March 11, 2009 For those suffering from degenerative eye diseases, abilities which most of us take for granted like following white lines on roads and sorting socks can have a huge impact on quality of life. "Bionic-eye" technologies that can artificially restore sight are creeping closer to reality and now one of the most promising systems to grace our pages - the Argus II Retinal Implant - is beginning to reap rewards in the real world with positive outcomes reported in the preliminary results of the device's feasibility study and personal stories beginning to emerge of the difference this technology can make to peoples lives.
Ron lost his sight 30 years ago as a result of retinitis pigmentosa, a group of inherited eye diseases that cause degeneration of the retina, and he is now one of 17 people across the world to be fitted with the Argus II as part of a three-year feasibility study. The results so far are promising, and the retinal implant technology is bringing hope to thousands of people with advanced retinal disease.
The second-generation Argus uses a camera and video processor mounted on sunglasses to send captured images wirelessly to a tiny receiver on the outside of the eye. In turn, the receiver passes on the data via a tiny cable to an array of electrodes which sit on the retina - the layer of specialized cells that normally respond to light found at the back of the eye.
When these electrodes are stimulated they send messages along the optic nerve to the brain, which is able to perceive patterns of light and dark spots corresponding to which electrodes have been stimulated.
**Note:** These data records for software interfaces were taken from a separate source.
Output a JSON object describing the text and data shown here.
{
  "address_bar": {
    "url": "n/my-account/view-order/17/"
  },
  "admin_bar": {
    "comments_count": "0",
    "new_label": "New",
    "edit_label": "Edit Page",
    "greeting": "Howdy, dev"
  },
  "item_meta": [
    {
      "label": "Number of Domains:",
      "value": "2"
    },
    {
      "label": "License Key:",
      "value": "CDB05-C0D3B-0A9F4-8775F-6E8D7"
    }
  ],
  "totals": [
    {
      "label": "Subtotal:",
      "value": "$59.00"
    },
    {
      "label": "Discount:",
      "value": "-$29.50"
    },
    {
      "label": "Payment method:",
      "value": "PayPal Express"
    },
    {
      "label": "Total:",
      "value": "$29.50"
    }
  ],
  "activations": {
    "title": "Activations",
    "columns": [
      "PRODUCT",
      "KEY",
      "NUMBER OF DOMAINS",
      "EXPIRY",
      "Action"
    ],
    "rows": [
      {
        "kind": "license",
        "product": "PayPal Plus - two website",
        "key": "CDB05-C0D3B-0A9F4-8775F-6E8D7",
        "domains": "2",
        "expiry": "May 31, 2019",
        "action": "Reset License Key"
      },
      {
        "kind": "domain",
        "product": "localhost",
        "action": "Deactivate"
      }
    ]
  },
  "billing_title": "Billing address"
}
Second Sight Medical Products Inc, the developer of the retinal device, has been encouraged by the results of the trial to date. Robert Greenberg, MD, PhD, President and CEO said Second Sight “will be expanding the trial enrollment in order to strengthen our data, further demonstrate clinically meaningful performance and begin the process of seeking market approval”.
Preliminary results from the Argus II feasibility study were presented last month. According to Mark Humayun, MD, PhD, Professor of Ophthalmology at the Doheny Eye Institute at USC, there were no device failures and few serious adverse events occurred in the 17 subjects that have been enrolled in the study for an average of 14 months. Participants were frequently able to locate a door up to 20 feet away and walk to the end of a 20 foot line drawn on the floor.
Ron told the BBC: "For 30 years I've seen absolutely nothing at all, it's all been black, but now light is coming through. Suddenly to be able to see light again is truly wonderful.
"I can actually sort out white socks, grey socks and black socks," and has been able to help his wife with the washing, sorting white from coloured items and using the washing machine.
He cannot see shapes, but picks up "grades of light" and says his one ambition at the moment "is to be able to go out on a nice, clear evening and be able to pick up the moon."
Consultant retinal surgeon Lyndon da Cruz, who carried out Ron's operation said the patients were starting to get meaningful visual stimuli from the technology.
"The trial remains inspiring in terms of presenting a very real and tangible step forward in treating patients with total vision loss." said Mr da Cruz.
There is still a long way to go, and much hard work to be done, but it's very positive news for thousands of people like Ron.